_Instructions to follow_: Your answer should reproduce the full set of records exactly as given.

╭─ Data extracts

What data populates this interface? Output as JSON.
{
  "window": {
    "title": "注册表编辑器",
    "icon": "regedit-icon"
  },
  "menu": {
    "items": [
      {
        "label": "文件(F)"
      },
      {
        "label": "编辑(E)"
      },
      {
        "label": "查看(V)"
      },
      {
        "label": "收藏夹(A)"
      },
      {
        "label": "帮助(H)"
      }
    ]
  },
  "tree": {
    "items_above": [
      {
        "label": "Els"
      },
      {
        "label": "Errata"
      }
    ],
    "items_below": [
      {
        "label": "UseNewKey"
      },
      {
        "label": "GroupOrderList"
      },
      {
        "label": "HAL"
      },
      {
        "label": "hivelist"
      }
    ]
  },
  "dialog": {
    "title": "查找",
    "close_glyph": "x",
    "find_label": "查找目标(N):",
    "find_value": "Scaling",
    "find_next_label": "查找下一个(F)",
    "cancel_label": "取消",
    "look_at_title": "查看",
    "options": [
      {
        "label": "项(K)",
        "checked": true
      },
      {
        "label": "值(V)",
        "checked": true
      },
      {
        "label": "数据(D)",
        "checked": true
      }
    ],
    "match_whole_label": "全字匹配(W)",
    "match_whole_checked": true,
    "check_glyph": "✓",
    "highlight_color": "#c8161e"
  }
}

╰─

_Answer to the problem_:
What data populates this interface? Output as JSON.
{
  "window": {
    "title": "注册表编辑器",
    "icon": "regedit-icon"
  },
  "menu": {
    "items": [
      {
        "label": "文件(F)"
      },
      {
        "label": "编辑(E)"
      },
      {
        "label": "查看(V)"
      },
      {
        "label": "收藏夹(A)"
      },
      {
        "label": "帮助(H)"
      }
    ]
  },
  "tree": {
    "items_above": [
      {
        "label": "Els"
      },
      {
        "label": "Errata"
      }
    ],
    "items_below": [
      {
        "label": "UseNewKey"
      },
      {
        "label": "GroupOrderList"
      },
      {
        "label": "HAL"
      },
      {
        "label": "hivelist"
      }
    ]
  },
  "dialog": {
    "title": "查找",
    "close_glyph": "x",
    "find_label": "查找目标(N):",
    "find_value": "Scaling",
    "find_next_label": "查找下一个(F)",
    "cancel_label": "取消",
    "look_at_title": "查看",
    "options": [
      {
        "label": "项(K)",
        "checked": true
      },
      {
        "label": "值(V)",
        "checked": true
      },
      {
        "label": "数据(D)",
        "checked": true
      }
    ],
    "match_whole_label": "全字匹配(W)",
    "match_whole_checked": true,
    "check_glyph": "✓",
    "highlight_color": "#c8161e"
  }
}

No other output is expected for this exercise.